In the early paragraphs and pages, when we’re still luring our reader in to become hooked on our story, the plot or context is likely to be one of tension – internal, external or both. Our protagonist will be in the thick of it, or about to be. At this point, a standard trick in feature film scripts to engender audience empathy for the protagonist is to stage a ‘save the cat’ moment, where the hero or heroine steps out of their comfort zone, perhaps at risk to themselves, to perform an impressive act of kindness. In novels, however, this could appear too large a moment, unsubtle, and too obvious a technique for winning a reader’s heart.
In the first pages of Hunger Games first novel, author Suzanne Collins has her heroine, Katniss, worried about her younger sister. Anyone who cares about another person is inherently good, and is therefore worth caring about in turn. Readers register this kind of subtext with little or no analysis, but the questions remain – why does the protagonist care? What is the threat and what is the worst-case scenario?
In that cunning way we writers bind and enchant our readers to our tale, we’ve already indicated ‘here is someone worth caring about’. If the plot is high stakes, any altruistic thoughts the protagonist has are put into sharp relief – caring becomes an active, risky thing, and therefore admirable.
Even a selfish character or anti-hero has to care about something, otherwise there would be no dilemma and the reader would struggle to remain interested.
In the first pages of Craig Silvey’s Jasper Jones, protagonist Charlie, acting against his parents’ strictures and his own fear, exits into the night, summoned to help his dangerous friend, Jasper. Without knowing anything else, Charlie wins the reader’s sympathy, and the author wins their intrigue. Either way, we’re hooked.
In the opening pages of Haruki Murakami’s IQ84, the female protagonist, Aomame, cares for a piece of music, specifically composer Leos Janacek’s Sinfonietta. Murakami uses stream of consciousness exposition as a curiously adrift Aomame is stuck in traffic, listening to music, letting her mind wander. She thinks, is thoughtful and therefore cares what she thinks about. Even if we don’t care, we’re curious about why she does, and see that she is a decent person as she considers the cab and its owner. In the tension of gridlocked traffic, stuck in the confines of a small taxi on one of the upper level freeways that fly high through Japanese cities, when Aomame decides to strike out and leave the taxi to get to an appointment, it’s an oddly daring risk - a flight to freedom and into possible danger. She doesn’t care about herself, but she’s likeable and intriguing, and we’re worried what’s going to happen to her.
In Lev Grossman’s The Magicians, three teenagers are walking to an interview. The two in front are James and Julia, young lovers who walk hand-in-hand. Behind is the Quentin, desiring Julia but loving James, who, in turn, shows his love for the other two by wit aimed at easing the tension. Julia loves them both, showing it with silly banter. None of them are talking about the interview, but it hangs like a deep, held organ note throughout the first pages. Without knowing any more, we know all three care enough to protect the others from worry, despite their own.
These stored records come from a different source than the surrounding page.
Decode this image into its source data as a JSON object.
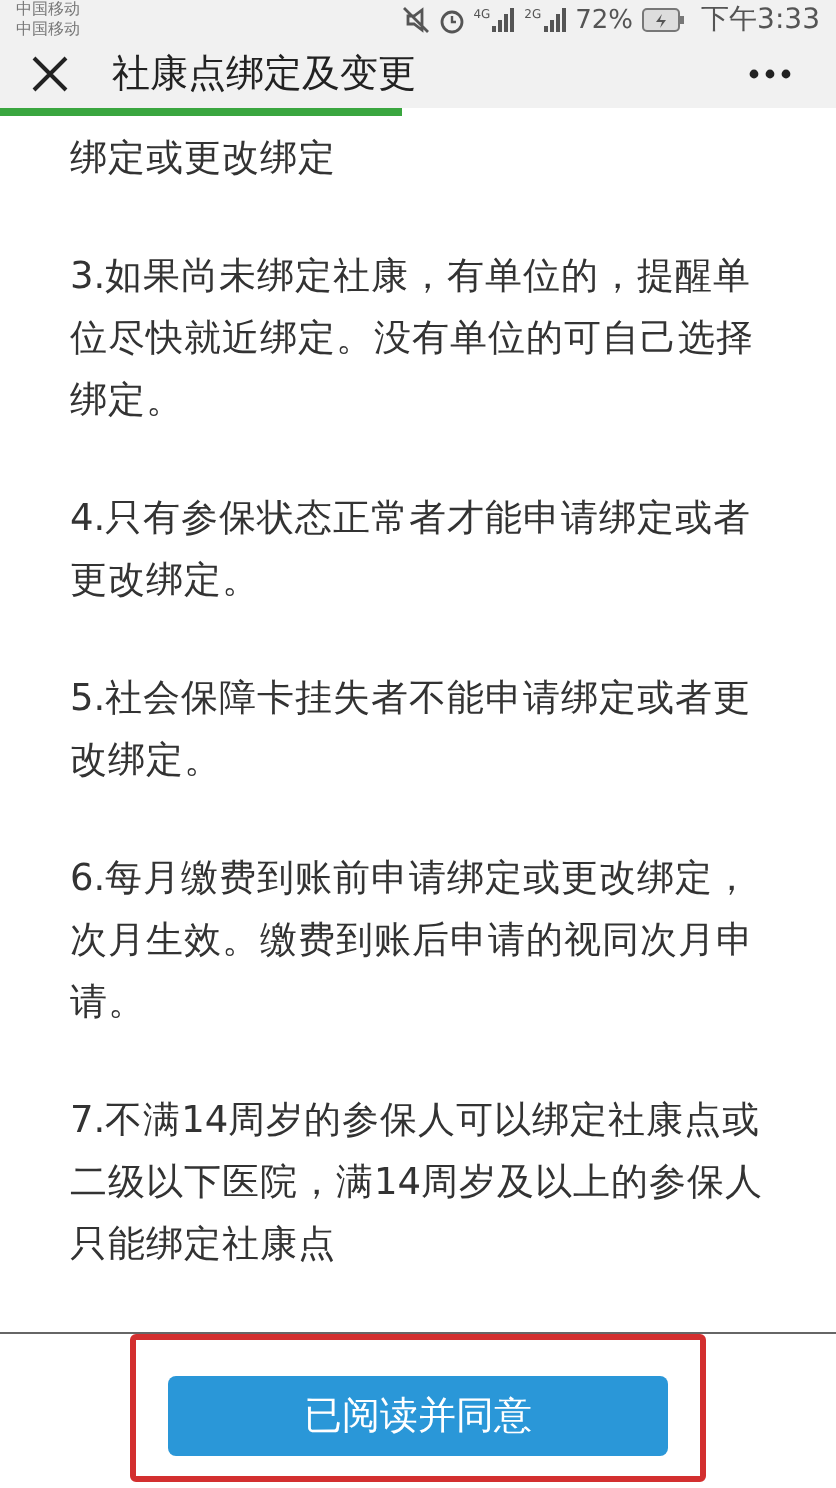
{
  "status_bar": {
    "carriers": [
      "中国移动",
      "中国移动"
    ],
    "signal_labels": [
      "4G",
      "2G"
    ],
    "battery": "72%",
    "time": "下午3:33"
  },
  "header": {
    "title": "社康点绑定及变更"
  },
  "progress": {
    "level": 0.48
  },
  "paragraphs": [
    "绑定或更改绑定",
    "3.如果尚未绑定社康，有单位的，提醒单位尽快就近绑定。没有单位的可自己选择绑定。",
    "4.只有参保状态正常者才能申请绑定或者更改绑定。",
    "5.社会保障卡挂失者不能申请绑定或者更改绑定。",
    "6.每月缴费到账前申请绑定或更改绑定，次月生效。缴费到账后申请的视同次月申请。",
    "7.不满14周岁的参保人可以绑定社康点或二级以下医院，满14周岁及以上的参保人只能绑定社康点"
  ],
  "agree_button": {
    "label": "已阅读并同意",
    "highlighted": true
  }
}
Irrespective of plot, and even with minimal context, observing an act of caring raises questions that are inherently intriguing. Why is this person behaving selflessly? Are they wise or foolish to do so? Is the person or thing they care about worthy? Would I be as brave and generous in the same situation?
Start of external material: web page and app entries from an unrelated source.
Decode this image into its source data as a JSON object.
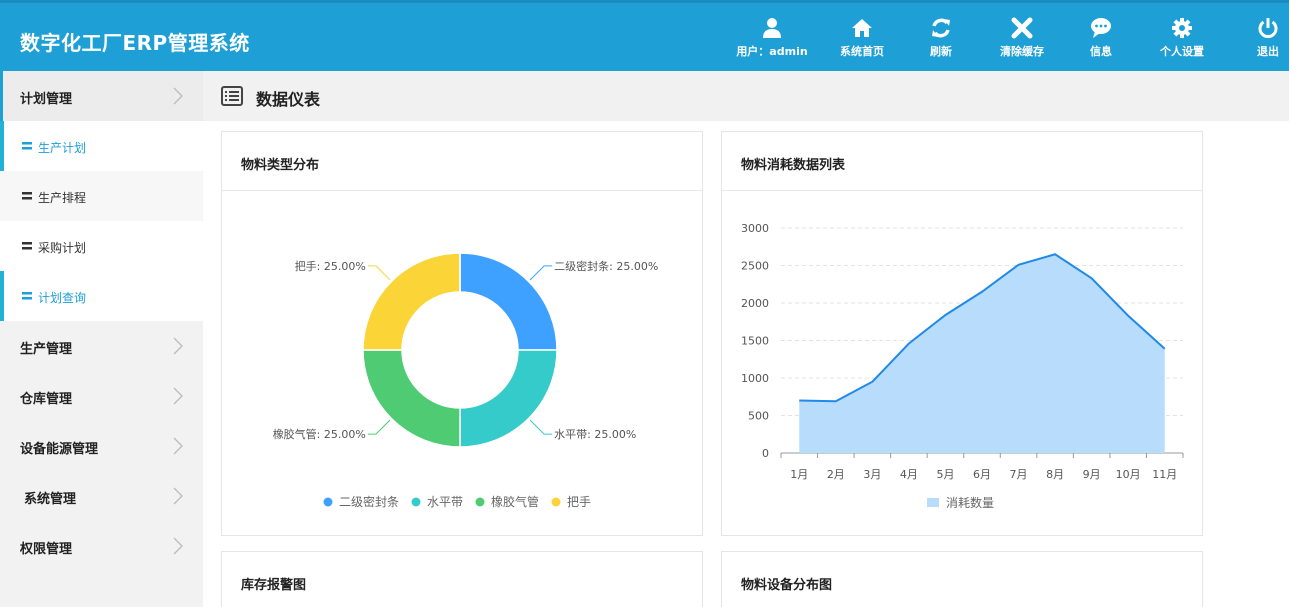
{
  "app": {
    "title": "数字化工厂ERP管理系统"
  },
  "nav": [
    {
      "label": "用户：admin",
      "icon": "user-icon"
    },
    {
      "label": "系统首页",
      "icon": "home-icon"
    },
    {
      "label": "刷新",
      "icon": "refresh-icon"
    },
    {
      "label": "清除缓存",
      "icon": "close-icon"
    },
    {
      "label": "信息",
      "icon": "message-icon"
    },
    {
      "label": "个人设置",
      "icon": "gear-icon"
    },
    {
      "label": "退出",
      "icon": "power-icon"
    }
  ],
  "sidebar": {
    "groups": [
      {
        "label": "计划管理"
      },
      {
        "label": "生产管理"
      },
      {
        "label": "仓库管理"
      },
      {
        "label": "设备能源管理"
      },
      {
        "label": "系统管理"
      },
      {
        "label": "权限管理"
      }
    ],
    "sub_items": [
      {
        "label": "生产计划",
        "active": true
      },
      {
        "label": "生产排程",
        "active": false
      },
      {
        "label": "采购计划",
        "active": false
      },
      {
        "label": "计划查询",
        "active": true
      }
    ]
  },
  "content": {
    "title": "数据仪表"
  },
  "cards": {
    "material_types": {
      "title": "物料类型分布"
    },
    "consumption": {
      "title": "物料消耗数据列表"
    },
    "stock_alert": {
      "title": "库存报警图"
    },
    "equipment": {
      "title": "物料设备分布图"
    }
  },
  "chart_data": [
    {
      "type": "pie",
      "categories": [
        "二级密封条",
        "水平带",
        "橡胶气管",
        "把手"
      ],
      "values": [
        25,
        25,
        25,
        25
      ],
      "labels": [
        "二级密封条: 25.00%",
        "水平带: 25.00%",
        "橡胶气管: 25.00%",
        "把手: 25.00%"
      ],
      "colors": [
        "#3fa1ff",
        "#36cbcb",
        "#4ecb73",
        "#fbd437"
      ],
      "legend": "bottom"
    },
    {
      "type": "area",
      "x": [
        "1月",
        "2月",
        "3月",
        "4月",
        "5月",
        "6月",
        "7月",
        "8月",
        "9月",
        "10月",
        "11月"
      ],
      "series": [
        {
          "name": "消耗数量",
          "values": [
            700,
            690,
            950,
            1460,
            1840,
            2150,
            2510,
            2650,
            2330,
            1830,
            1390
          ]
        }
      ],
      "ylim": [
        0,
        3000
      ],
      "yticks": [
        0,
        500,
        1000,
        1500,
        2000,
        2500,
        3000
      ],
      "grid": true,
      "legend": "bottom",
      "line_color": "#2189e8",
      "fill_color": "#b8dcfb"
    }
  ]
}
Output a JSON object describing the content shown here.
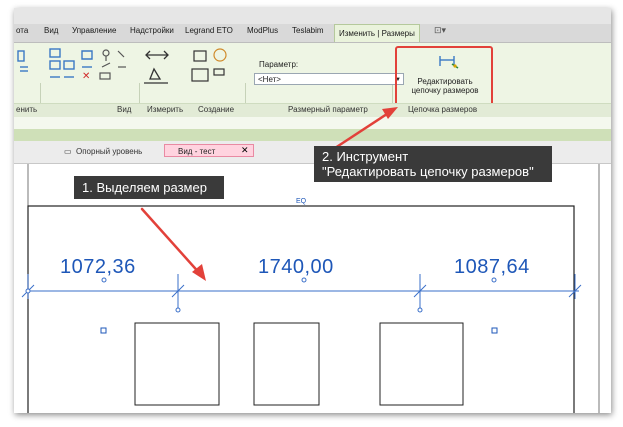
{
  "ribbon": {
    "tabs": [
      "ота",
      "Вид",
      "Управление",
      "Надстройки",
      "Legrand ETO",
      "ModPlus",
      "Teslabim"
    ],
    "active_tab": "Изменить | Размеры",
    "groups": {
      "left_fragment": "енить",
      "view": "Вид",
      "measure": "Измерить",
      "create": "Создание",
      "dimension_param": "Размерный параметр",
      "dimension_chain": "Цепочка размеров"
    },
    "parameter_label": "Параметр:",
    "parameter_value": "<Нет>",
    "edit_button_label": "Редактировать цепочку размеров"
  },
  "view_tabs": {
    "level_tab": "Опорный уровень",
    "active_tab": "Вид - тест",
    "close_symbol": "✕"
  },
  "drawing": {
    "dimensions": [
      "1072,36",
      "1740,00",
      "1087,64"
    ],
    "eq_label": "EQ"
  },
  "callouts": {
    "step1": "1. Выделяем размер",
    "step2_line1": "2. Инструмент",
    "step2_line2": "\"Редактировать цепочку размеров\""
  },
  "colors": {
    "highlight": "#e2413a",
    "dimension": "#1e57b8",
    "ribbon_bg": "#eef5e4",
    "active_view_tab": "#ffd3df"
  }
}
When characters risk something for someone else, perhaps against their own wishes, and even putting themselves in danger, readers perceive bravery, and cannot help but admire that character. Even a doomed romantic like a Don Quixote wins our affection by dint of his unrelenting love for the appalling Dulcinea.
To care is to love, and love attracts love. Thus we may ensnare our readers to read on, by falling in love with our characters who care.
In 2010 I wrote an anthology of stories on the theme of death, The Children’s Guide to Death. In 2011, I saw that Qpix – an offshoot of Screen Queensland – were taking submissions for short film scripts. I wrote one and sent it in. True Love was picked up by Ignition Films’ Simon Toy and director Robert Braiden, who turned it into a ten-minute film. In 2012, True Love won awards in Brisbane, New York and the Gold Coast for best story and best drama.
Though I write scripts for television, I’d never written a short film script, but True Love lent itself to conversion. It’s a single scene, set in an industrial wasteland, where a battered wife tries, and fails, to bury the husband she’s just murdered. A man walking his dog comes across her, and the interaction between them changes their lives.
Watch full version here
I was surprised and chuffed that the script was picked up, amused by the ‘payment deal’ where Qpix’s heroic and indefatigable Kerry O’Brian had to fetch his wallet to formally pay me the two dollars for the rights, and rapt to be able to workshop the script with L.A.-based writer, Richard Taylor.
We swapped versions and tweaks by email and consulted by phone; lengthy calls that highlighted the differences in how I saw the story, and how he did. I was focused on character, particularly the man with the dog, and less so on the overall theme, which Richard, Simon and Robert instantly saw as a redemption story.
I found it hard to pitch my understanding of the male character to the others. He is an extraordinary character based on two men I’ve met in real life – street fighters with nothing to prove. But hard men age, mellow, can have regrets, and therefore lend themselves to the possibility of redemption. Even in these ‘softer’ moments however, there is nothing soft about the men themselves; things are done because there is sufficient reason to do them. Emotion, what there is, is acknowledged as just another factor in the equation, and is not necessarily the prime directive.
These men are dangerous. Adhere to reasonable, polite and respectful behaviour and you’ll probably be fine. Make a foolish mistake and you’ll probably rue the consequences in a hospital bed.
So that was my focus; painting a character at a cusp, meeting another character at a cusp. Because I was so focused on this, I struggled sometimes with changes suggested by Richard that I felt weren’t consistent with my vision. Nevertheless, I decided early on that while the original story and script were mine, the film and expertise belonged to others to do as they wanted with it. It was my job to help them achieve their vision, not mine.
It was also a valuable learning experience, and one where it was better for me to listen and accept than raise objections and obstacles. Finally, after five or so drafts of my simple story, Richard Taylor was done with me, and we parted on the phone in cheerful fashion – Richard to attend a star-packed party in Los Angeles, me to throw the ball for the dogs in the empty section next door before making dinner for the missus.
Then the script went to Simon and Robert. I’d assumed that would be an end to drafts, but they workshopped their own take, and suggested and requested more tweaks. I had to balance my defence of dialogue and action against their need to be sufficiently satisfied with their script to the point that they could go ahead and shoot it. While we worked well together, and it was friendly all the way, I privately struggled with frustration that the script needed more work. But I kept to my role, which was to assist them and to learn everything I could about the process.
Finally they were satisfied, and the shooting went ahead over a single weekend in a graveyard of old Queenslander houses, perched on rusting scaffolding; windows winking with fallen blinds, doors sagging with rust and disuse.
I visited the location for a few hours to watch the processes of direction, acting and cinematography, and had the pleasure of hearing my words come to life.
It’s a rollercoaster ride, but one worth considering if you have an interest in feature film scripts. You will learn humility, and that the writer doesn’t always have the total grasp of his or her own concept. Sometimes it will be others that point out themes and issues you are blind to.
I'd encourage early scripts to be written as low-budget as possible. There is no money in short-film making, so the story and core idea it’s based around, needs to be simple and powerful – a fresh twist on a familiar theme.